Speaking out after a 71-year-old nun's gangrape in West Bengal, the head of India's Catholic bishops has said the country should be as concerned about the welfare of its people as it is about its cows.
"The country has a responsibility towards all of us - every human being - and not just cows," Cardinal Baselios Cleemis told journalists, in an apparent reference to moves by some state governments to ban beef.
Maharashtra banned the selling of beef in February and Haryana has since imposed stringent penalties for cow slaughter.
The comments, reported in newspapers on Wednesday, were confirmed by Cleemis' office.
Cleemis spoke before visiting the hospitalised nun who was raped at a convent school in Bengal's Nadia district, an attack which has triggered protests across the country and in Parliament.

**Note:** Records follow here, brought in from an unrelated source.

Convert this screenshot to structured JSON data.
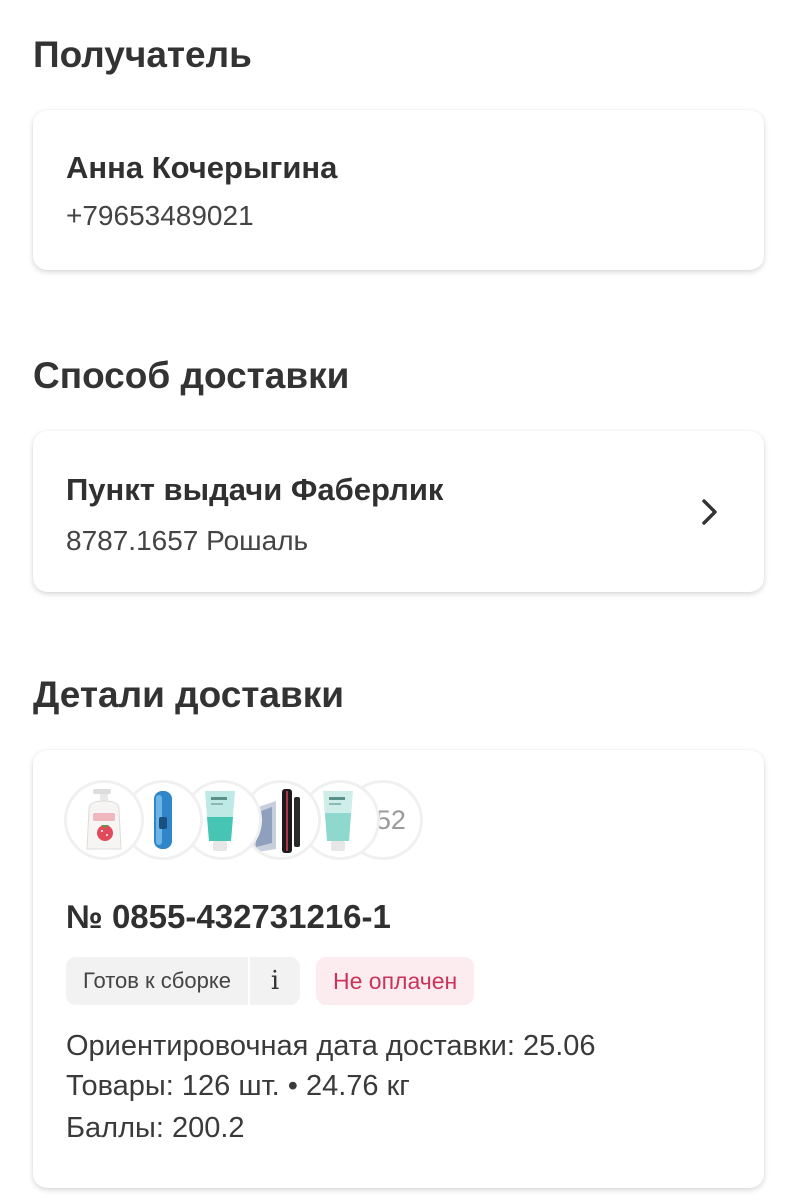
{
  "recipient": {
    "section_title": "Получатель",
    "name": "Анна Кочерыгина",
    "phone": "+79653489021"
  },
  "delivery_method": {
    "section_title": "Способ доставки",
    "name": "Пункт выдачи Фаберлик",
    "address": "8787.1657 Рошаль",
    "chevron_icon": "chevron-right-icon"
  },
  "delivery_details": {
    "section_title": "Детали доставки",
    "product_thumbnails": [
      "hand-soap-product",
      "blue-perfume-product",
      "teal-tube-product",
      "mascara-product",
      "teal-tube-product"
    ],
    "more_count": "+52",
    "order_number": "№ 0855-432731216-1",
    "status_label": "Готов к сборке",
    "info_icon_label": "i",
    "payment_status": "Не оплачен",
    "estimated_date": "Ориентировочная дата доставки: 25.06",
    "goods": "Товары: 126 шт. • 24.76 кг",
    "points": "Баллы: 200.2"
  },
  "colors": {
    "unpaid_text": "#c9345b",
    "unpaid_bg": "#fcebef",
    "badge_bg": "#f2f2f2"
  }
}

Cleemis is head of the Syro-Malankara Catholic Church, an Indian branch of the faith that is in communion with Roman Catholicism and that traces its roots back to the Thomas the Apostle, who tradition says arrived here in the first century.

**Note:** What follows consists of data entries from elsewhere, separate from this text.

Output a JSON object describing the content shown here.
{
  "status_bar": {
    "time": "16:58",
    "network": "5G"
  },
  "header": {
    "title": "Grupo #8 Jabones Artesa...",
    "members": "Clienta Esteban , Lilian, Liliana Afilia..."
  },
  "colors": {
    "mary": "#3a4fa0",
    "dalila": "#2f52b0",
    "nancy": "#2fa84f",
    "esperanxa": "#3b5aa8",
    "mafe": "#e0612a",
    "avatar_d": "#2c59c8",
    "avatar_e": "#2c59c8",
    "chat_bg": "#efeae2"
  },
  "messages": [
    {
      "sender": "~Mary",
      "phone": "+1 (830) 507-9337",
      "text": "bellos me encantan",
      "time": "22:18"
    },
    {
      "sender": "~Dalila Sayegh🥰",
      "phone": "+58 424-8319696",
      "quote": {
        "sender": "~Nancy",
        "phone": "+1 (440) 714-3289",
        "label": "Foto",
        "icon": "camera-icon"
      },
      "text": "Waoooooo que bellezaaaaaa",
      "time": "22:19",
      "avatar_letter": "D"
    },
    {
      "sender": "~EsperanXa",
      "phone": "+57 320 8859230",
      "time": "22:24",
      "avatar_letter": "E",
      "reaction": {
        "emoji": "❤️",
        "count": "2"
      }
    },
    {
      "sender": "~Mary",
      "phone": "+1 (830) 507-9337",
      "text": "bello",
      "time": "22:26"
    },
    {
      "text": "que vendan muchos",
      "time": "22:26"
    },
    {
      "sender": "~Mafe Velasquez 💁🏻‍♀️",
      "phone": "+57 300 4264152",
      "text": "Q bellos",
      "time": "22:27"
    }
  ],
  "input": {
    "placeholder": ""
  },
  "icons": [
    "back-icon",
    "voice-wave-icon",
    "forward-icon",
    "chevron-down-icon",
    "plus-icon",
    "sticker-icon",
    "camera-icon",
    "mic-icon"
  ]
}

The ghastly crime prompted Bengal chief minister Mamata Banerjee to order a CBI investigation.
The state police had yet to make any arrest even after six days of the crime. State officials suspect the culprits, who also looted Rs 12 lakh during the attack on the convent, fled to neighbouring Bangladesh.
Police have not established whether the assault motive was religion or money. Prime Minister Narendra Modi said he was "deeply concerned" and demanded a detailed report into what happened.
Close on the heels of the Bengal incident, some people partly demolished a church being built in Haryana, replacing its cross with a Lord Hanuman's image.
A few days before the demolition, a member of Parliament from the BJP, Subramanian Swamy, was criticised for saying that churches and mosques were not sacred buildings.